342 pages | 23 B/W Illus.
This book explores peripheral visions on economic development, both in the sense that it deals with specific issues of economic development and underdevelopment in countries at the periphery of the world economy, and in terms of its exploration of the economic thinking developed in those regions, particularly in Latin America. Bringing together an international group of historians of thought, economic historians and development economists from Latin America, Europe and other parts of the world, this volume is highly credited and is an excellent contribution to development economic studies.
This book is divided into four parts. Following the introduction, the first set of papers describes the evolution of core-periphery perspectives in key contributions by Raúl Prebisch, Oskar Lange, Albert Hirschman, Celso Furtado and Homero Cuevas. The second set discusses the links between unbalanced productive structures and external trade in peripheral countries. The third set contains papers on critical episodes in the development of monetary and financial systems in Latin America during the 19th and 20th centuries. The fourth set deals with geographical and institutional aspects of path dependence in the governance of external trade and in the development of liberties, property rights and economic education in Europe, Latin America and Africa. Several chapters make use of hitherto unexplored archival material. Other chapters draw attention to important episodes or literatures that have largely gone unnoticed in the English-speaking world. Yet others combine conceptual innovations with work on new historical data and other sources hitherto not utilized in such contexts.
This book is ideal for those who study and research development economics, history of economic thought and economic history, especially in Latin America.
'…the sequential reading of all the chapters of the book produces a solid perspective. This seems to be due in particular to how the different perspectives relate to the broad theme of economic development. This debate gains in density and complexity throughout the chapters, exceeding the specific perspective of the field of development economics, as it emerged in the postwar period, and taking economic development as a perennial and cross-cutting issue in economic thought.
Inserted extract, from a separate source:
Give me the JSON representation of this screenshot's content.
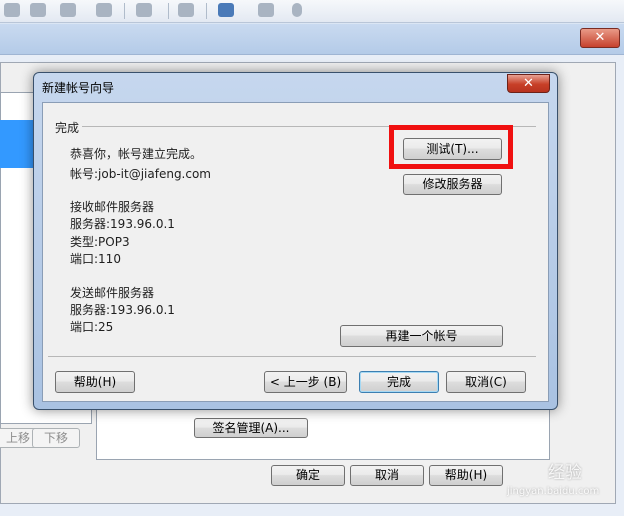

In this regard, the book is no doubt an important contribution to the debate on economic development in connection with a perspective on the history of economic thought.'
Alexandre Mendes Cunha, Universidade Federal de Minas Gerais, Journal of the History of Economic Thought
1. Introduction Mario Garcia-Molina and Hans-Michael Trautwein Part I: Core and periphery 2. Core and periphery in the early cold war: a historical analysis of development theory Natália Bracarense 3. Anarchic accumulation, un-effective demand and institutional constraints: Oskar Lange’s critique of capitalist dynamics in the core and the periphery Roberto Lampa 4. Development economics today: insights from Hirschman and Furtado Davide Gualerzi and Alan Cibils 5. Classical thought from the periphery: Homero Cuevas on non-basic goods and the standard commodity Mario Garcia-Molina and Julián Libreros Part II: Productive structures and external trade 6. Free trade and protectionism in primary export economies Pier Luigi Porta 7. CEPAL and the balance of payments constraint in the 1950s Mauro Boianovsky and Ricardo Solís 8. The unbalanced productive structure: a reconstruction of Marcelo Diamand’s contributions to economic theory Ariel Dvoskin and Germán Feldman 9. A reinterpretation of the ‘unbalanced productive structures’ Eduardo Crespo and Andrés Lazzarini Part III: Money and finance 10. 19th century monetary utopias in Latin-America: the influence of French liberalism on the Colombian free banking experiment Andrés Álvarez 11. Distributive conflict and monetary institutions in peripheral economies: the Argentine experience with the Exchange Office of 1867 Germán Feldman 12. The Gold-Exchange Standard in practice: banking devices and international monetary relations, 1890 – 1914 Eugenia Dinivitzer 13. The BIS and the Latin American debt crisis of the 1980s Piet Clement and Ivo Maes Part IV: Geography and institutions 14. Trade and colonization: the development of economic thought about two types of transnational governance Hans Michael Trautwein 15. Struggling for institutional change Merchant guilds, transimperial entangled economic policies, and Spanish backwardness: Havana in Atlantic perspective, 1792. Jesús Bohórquez 16. The teaching of political economy, circulation of ideas and economic performance: a review of the Colombian experience in the 19th century Claudia Milena Pico 17. Path dependence and interdependence in institutions: the Nigerian case David Fadiran and Mare Sarr